**EXERCISE OBJECTIVE**
All of the data below is to be output exactly as written.

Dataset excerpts
==========
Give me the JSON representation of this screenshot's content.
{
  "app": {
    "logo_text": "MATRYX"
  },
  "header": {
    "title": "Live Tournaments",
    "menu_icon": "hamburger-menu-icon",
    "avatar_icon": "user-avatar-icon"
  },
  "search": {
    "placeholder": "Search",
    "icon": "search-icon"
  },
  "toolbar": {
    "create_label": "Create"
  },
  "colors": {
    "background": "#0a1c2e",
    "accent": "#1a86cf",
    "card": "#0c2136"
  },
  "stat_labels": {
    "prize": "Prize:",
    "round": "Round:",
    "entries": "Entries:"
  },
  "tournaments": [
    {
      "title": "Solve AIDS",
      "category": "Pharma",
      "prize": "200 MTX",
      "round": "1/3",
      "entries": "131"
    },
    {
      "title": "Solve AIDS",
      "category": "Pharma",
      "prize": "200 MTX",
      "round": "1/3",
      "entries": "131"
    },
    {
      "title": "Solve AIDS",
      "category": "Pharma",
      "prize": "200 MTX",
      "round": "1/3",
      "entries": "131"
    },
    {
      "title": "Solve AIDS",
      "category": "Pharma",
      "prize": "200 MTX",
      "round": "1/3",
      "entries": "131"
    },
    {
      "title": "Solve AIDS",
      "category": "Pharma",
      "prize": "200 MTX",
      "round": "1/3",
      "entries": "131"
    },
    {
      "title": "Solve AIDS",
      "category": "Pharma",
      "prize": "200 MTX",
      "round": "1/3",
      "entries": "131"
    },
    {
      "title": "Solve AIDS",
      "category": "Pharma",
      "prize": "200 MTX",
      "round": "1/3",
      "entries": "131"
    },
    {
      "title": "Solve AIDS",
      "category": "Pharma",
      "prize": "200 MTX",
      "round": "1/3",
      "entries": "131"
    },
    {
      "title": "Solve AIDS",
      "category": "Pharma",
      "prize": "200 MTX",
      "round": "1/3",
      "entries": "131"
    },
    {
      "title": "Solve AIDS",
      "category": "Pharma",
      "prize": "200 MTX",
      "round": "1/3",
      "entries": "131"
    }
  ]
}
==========
**WRITTEN REPLY**
Give me the JSON representation of this screenshot's content.
{
  "app": {
    "logo_text": "MATRYX"
  },
  "header": {
    "title": "Live Tournaments",
    "menu_icon": "hamburger-menu-icon",
    "avatar_icon": "user-avatar-icon"
  },
  "search": {
    "placeholder": "Search",
    "icon": "search-icon"
  },
  "toolbar": {
    "create_label": "Create"
  },
  "colors": {
    "background": "#0a1c2e",
    "accent": "#1a86cf",
    "card": "#0c2136"
  },
  "stat_labels": {
    "prize": "Prize:",
    "round": "Round:",
    "entries": "Entries:"
  },
  "tournaments": [
    {
      "title": "Solve AIDS",
      "category": "Pharma",
      "prize": "200 MTX",
      "round": "1/3",
      "entries": "131"
    },
    {
      "title": "Solve AIDS",
      "category": "Pharma",
      "prize": "200 MTX",
      "round": "1/3",
      "entries": "131"
    },
    {
      "title": "Solve AIDS",
      "category": "Pharma",
      "prize": "200 MTX",
      "round": "1/3",
      "entries": "131"
    },
    {
      "title": "Solve AIDS",
      "category": "Pharma",
      "prize": "200 MTX",
      "round": "1/3",
      "entries": "131"
    },
    {
      "title": "Solve AIDS",
      "category": "Pharma",
      "prize": "200 MTX",
      "round": "1/3",
      "entries": "131"
    },
    {
      "title": "Solve AIDS",
      "category": "Pharma",
      "prize": "200 MTX",
      "round": "1/3",
      "entries": "131"
    },
    {
      "title": "Solve AIDS",
      "category": "Pharma",
      "prize": "200 MTX",
      "round": "1/3",
      "entries": "131"
    },
    {
      "title": "Solve AIDS",
      "category": "Pharma",
      "prize": "200 MTX",
      "round": "1/3",
      "entries": "131"
    },
    {
      "title": "Solve AIDS",
      "category": "Pharma",
      "prize": "200 MTX",
      "round": "1/3",
      "entries": "131"
    },
    {
      "title": "Solve AIDS",
      "category": "Pharma",
      "prize": "200 MTX",
      "round": "1/3",
      "entries": "131"
    }
  ]
}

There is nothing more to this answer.